The inflorescence and seeds are as follows: spikelets usually are 2-flowered, solitary, placed flatwise against the rachis, the rachilla disarticulating above the glumes and produced beyond the upper floret as minute stipe. The glumes are narrow, rigid, acuminate or subulate-pointed. Lemmas are broader, sharply keeled, five-nerved, and ciliate on the keel and exposed margins, tapering into a long awn. The lemma and palea that enclose the floret are free threshing, and the lemma often bears barbs on the keel and often has an awn of intermediate length. Anthers are about 7 mm long with light yellow to purple color. The rye grain is longer and more slender than that of wheat, and it shows sometimes a pale but often greenish seed coat. The pale grain is genetically coded by recessive gene loci. Purple seeds were found in mutant plants (Ruebenbauer et al. 1983).
Rye has the best-developed root system among annual cereal crops, as with other grasses, the system is fibrous, with no defined taproot. The extensive root system including its specific rhizosphere enables it to be the most drought-tolerant cereal crop and makes it among the best green manures for improving soil structure. Field studies revealed that decomposition of incorporated 14C-labeled rye residue was accelerated through having rye plants growing in the soil. This was believed to be due to the rhizosphere microbial complex. Comparison of shoot and root dry weight and soil moisture during progressive growth stages for wheat, triticale and rye in both greenhouse, pot and field studies demonstrated significantly higher root dry weight in rye when grown in pots, but wheat showed greater root mass from depths of 20 to 50 cm in the field studies. Root growth is greatest from the seedling to flag leaf for all three cereals. Rye generally roots to a depth of 90-230 cm, thus it is deeper rooting than other small grains.
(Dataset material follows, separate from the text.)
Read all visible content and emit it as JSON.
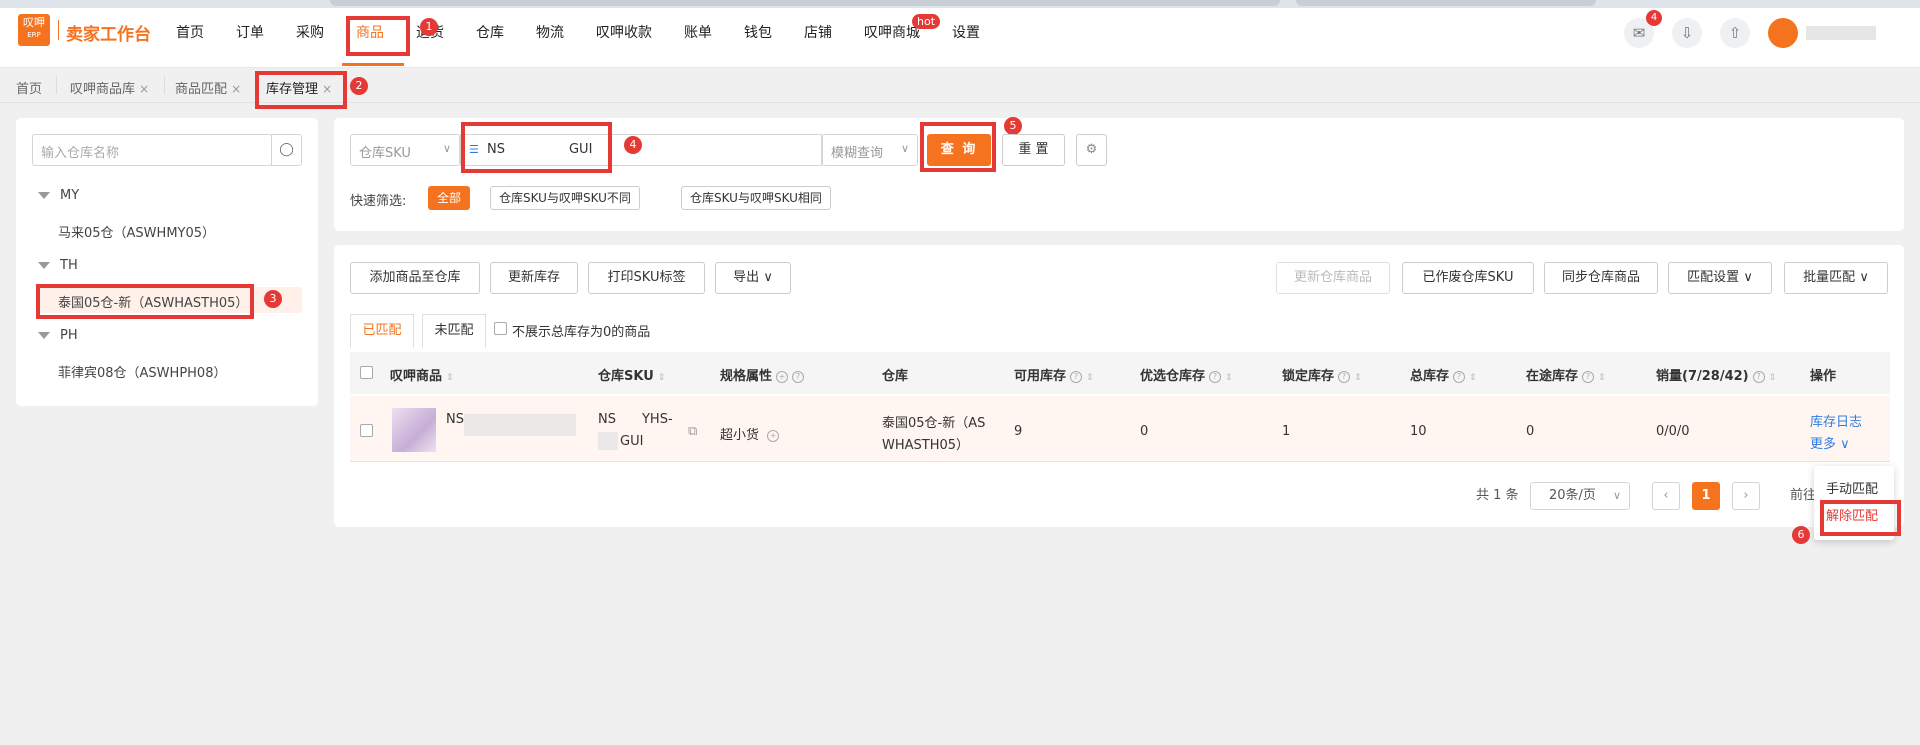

Rye seeds may germinate in storage or even while still in the ear (pre-harvest sprouting). Seeds will germinate at temperatures as low as 3-5 °C, but optimal range is 25-31 °C. In most northern countries rye can be established when seeded as late as October 1. Minimal temperatures for germinating have been variously given as 1 to 2 °C, and 0.6. In the autumn, rye grows more rapidly than wheat, oat, or various other annual grasses. Although rye is usually regarded as a winter crop, several spring-sown varieties are available. As a long-day plant, flowering is induced by 14 h of daylight when this is accompanied by temperatures of 5-10 °C. Shortened day length can cause rye plants to remain vegetative for up to seven and more years. This behavior is sometimes used for maintaining or multiplication of specific genotypes by cloning under short-day conditions.
In comparison to other cereals, such as wheat, triticale, and barley, the energy content of rye seeds ranges with 13,3 MJ/kg between barley and wheat. The crude protein content is the lowest among the cereals (8-10 % of the dry matter), while the starch content ranges with 50-70 % of dry matter again between barley and wheat. The fat content is about 2 % in seed. Pentosans are playing a particular role in rye utilization. Their content is between 9 to 10 % of the dry matter, depending on the variety. About 25 % of the pentosans are water-soluble. Pentosans showing soaking effects and decrease digestion when fed to animals. The lysine content is about 3.7 %, the methionine content 3.6 % and the threonine content about 3.0 % of the mean crude protein content, respectively. Thus, rye shows the highest lysine content among the cereals mentioned above (wheat ≈ 2.5 %, barley ≈ 3.5 %, triticale ≈ 3.0 %).